Customize Your Router for Centered Mortises
Speed Up Handplane Honing with Your Ruler
Drawbore Your Mortise-and-Tenon Joinery
Workbench Tool Storage Solutions
The Coolest Cutting Board Ever?
Bevel-Up Jack Planes are a Workshop Workhorse
Mounting Knife Hinges in Curved Doors
How to Sharpen Hollow Chisel Mortising Bits
Biscuit Joiner Tips and Tricks
Smoothing Plane Tips and Techniques
Capture More Dust from Your Router Table
A Woodturner's Guide to Chucks and Jaws
The Essential Tool Chest
Hinge Mortises on the Tablesaw
Simple Tape Trick for Tight Fitting Through-Mortises
Create a Carved, Pierced Table Aproncomments (0) October 4th, 2009 in blogs
Continuing my series on the Thomas Elfe Breakfast Table, this post covers the creation of the fancy carved and pierced apron. I don't even try to model actual carved surfaces, rather "brand" the apron with the shapes and outline of the carvings. This is sufficient to make a full size template from SketchUp which is used to mark the carving shapes on the apron blank.
Step 1: Fortunately I am able to find a decent front view of the apron which I've scanned and imported as an image into SketchUp. On top of this scanned view, I use the arc and line tools to trace over the carving and pierced shapes. Below you can see my traced over shapes on top of the scanned image. Note that I've only traced over one-half of the apron length as the component is symmetrical.
Step 2: The apron is also not flat, rather undulating in shape as viewed from the top. Again I've only traced over one-half of the length since the component is symmetrical.
Step 3: After creating the undulating shape above, use the Push/Pull Tool to create the apron width of 4 inches.
Step 4: Precisely position the traced over panel in front of the undulating apron blank.
Step 5: To begin the "branding" of the apron blank, use the Push/Pull Tool to push each carving and pierced shape through to the other side of the apron. Since we will be using the Intersect function with many small arcs, use the Scale Tool to increase the size of the components by a factor of 10. Select all, right click on the selection, and choose Intersect Selected from the pop-up menu.
Step 6: Use the Eraser Tool to cleanup the waste. Where the apron is pierced through, delete the front and back faces. With the Scale Tool, reduce the apron back to its original size.
Step 7: A tenon should be created on the apron end. Use the Tape Measure Tool to place guidelines showing the boundary of the tenon.
Step 8: Use the Line Tool to place lines over the guideline boundaries. Then use the Push/Pull Tool to pull out the length of the tenon.
Step 9: We've been working with the left half of the pierced apron only. Now it is time to make the full length first by copying the left half and moving slightly to the right.
Step 10: Select the copied half, right click on the selection, and choose Flip Along to mirror the copied half.

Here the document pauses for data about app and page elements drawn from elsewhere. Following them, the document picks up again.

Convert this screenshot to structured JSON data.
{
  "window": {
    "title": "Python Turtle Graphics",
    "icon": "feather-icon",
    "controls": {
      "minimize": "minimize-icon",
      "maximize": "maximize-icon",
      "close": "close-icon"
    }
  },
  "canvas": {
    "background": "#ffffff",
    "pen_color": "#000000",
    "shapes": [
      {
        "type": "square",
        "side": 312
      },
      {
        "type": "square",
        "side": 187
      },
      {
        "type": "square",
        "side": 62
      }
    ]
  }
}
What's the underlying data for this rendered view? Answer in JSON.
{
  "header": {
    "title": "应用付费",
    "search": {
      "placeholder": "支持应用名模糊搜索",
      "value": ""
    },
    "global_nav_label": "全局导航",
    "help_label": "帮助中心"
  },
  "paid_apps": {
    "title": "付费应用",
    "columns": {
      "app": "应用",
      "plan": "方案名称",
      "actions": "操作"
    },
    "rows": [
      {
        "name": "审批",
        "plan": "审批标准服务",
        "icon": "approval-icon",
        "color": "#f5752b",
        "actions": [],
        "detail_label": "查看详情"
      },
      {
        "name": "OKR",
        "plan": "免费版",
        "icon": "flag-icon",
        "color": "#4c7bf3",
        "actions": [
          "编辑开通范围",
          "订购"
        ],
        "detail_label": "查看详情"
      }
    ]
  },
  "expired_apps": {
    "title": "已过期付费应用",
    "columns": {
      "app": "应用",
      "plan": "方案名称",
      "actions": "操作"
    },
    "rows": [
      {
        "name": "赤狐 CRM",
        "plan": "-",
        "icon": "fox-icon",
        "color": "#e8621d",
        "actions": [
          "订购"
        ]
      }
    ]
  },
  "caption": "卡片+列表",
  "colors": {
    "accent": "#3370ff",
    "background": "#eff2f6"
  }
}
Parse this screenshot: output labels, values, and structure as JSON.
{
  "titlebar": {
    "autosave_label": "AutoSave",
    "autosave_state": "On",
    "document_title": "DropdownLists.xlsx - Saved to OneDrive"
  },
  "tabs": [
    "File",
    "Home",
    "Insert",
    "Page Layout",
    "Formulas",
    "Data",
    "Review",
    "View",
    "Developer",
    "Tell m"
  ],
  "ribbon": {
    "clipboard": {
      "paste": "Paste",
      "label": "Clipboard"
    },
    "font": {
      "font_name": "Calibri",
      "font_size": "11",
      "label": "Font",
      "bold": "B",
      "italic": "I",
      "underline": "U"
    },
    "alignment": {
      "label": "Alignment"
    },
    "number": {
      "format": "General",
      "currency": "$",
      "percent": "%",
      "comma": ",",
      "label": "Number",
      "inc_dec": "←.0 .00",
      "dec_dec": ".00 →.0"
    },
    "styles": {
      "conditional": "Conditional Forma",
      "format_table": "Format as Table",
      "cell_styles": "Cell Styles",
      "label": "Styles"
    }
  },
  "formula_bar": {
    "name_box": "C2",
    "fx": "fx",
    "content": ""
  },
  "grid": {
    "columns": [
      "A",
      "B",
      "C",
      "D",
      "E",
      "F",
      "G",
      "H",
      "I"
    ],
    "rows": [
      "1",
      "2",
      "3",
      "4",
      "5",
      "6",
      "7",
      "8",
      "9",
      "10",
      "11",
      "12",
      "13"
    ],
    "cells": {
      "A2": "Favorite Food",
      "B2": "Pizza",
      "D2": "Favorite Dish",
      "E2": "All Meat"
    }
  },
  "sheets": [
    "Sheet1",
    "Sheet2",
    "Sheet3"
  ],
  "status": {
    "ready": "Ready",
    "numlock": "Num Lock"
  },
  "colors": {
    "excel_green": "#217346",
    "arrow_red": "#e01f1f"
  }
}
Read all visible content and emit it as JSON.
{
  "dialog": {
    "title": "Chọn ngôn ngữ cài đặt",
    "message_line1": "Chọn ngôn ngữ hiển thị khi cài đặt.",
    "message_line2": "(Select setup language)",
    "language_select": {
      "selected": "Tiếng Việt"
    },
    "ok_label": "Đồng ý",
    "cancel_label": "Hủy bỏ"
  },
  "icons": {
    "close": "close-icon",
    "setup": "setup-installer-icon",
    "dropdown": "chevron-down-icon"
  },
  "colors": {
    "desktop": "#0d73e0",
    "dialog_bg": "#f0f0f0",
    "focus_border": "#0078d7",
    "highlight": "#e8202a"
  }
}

Then use the Move/Copy Tool to connect the right half to the left half. I used the Eraser Tool along with the Shift Key to hide the joint in the middle.
Step 11: Place the finished pierced apron within the framework of the legs which were created in last week's blog entry.
Next week, I plan to cover the installation of the side aprons which include the wooden hinge for the leaf support.
posted in: blogs, table
Save up to 51% on Fine Woodworking
Become a Better Woodworker
About Design. Click. Build.
Learn the art and science of designing furniture in SketchUp with Fine Woodworking's official blog. Moderated by a devoted community of woodworkers, we feature step-by-step SketchUp tutorials on designing components, downloads of pre-built 3D models of furniture parts, and news and information about the evolving world of digital furniture design.
Basic SketchUp Tutorials
Learn the basics of building furniture in SketchUp with these classic posts from the Design. Click. Build. blog.
Creating a Project Plan in SketchUp
How I Draw in SketchUp
Axes in SketchUp
The SketchUp Move Tool
The SketchUp Rotate Tool
The SketchUp Scale Tool
Materials, Colors, and Textures
Applying Wood Grain Skins in SketchUp
Easy Dovetail Joints in SketchUp
Meet the Authors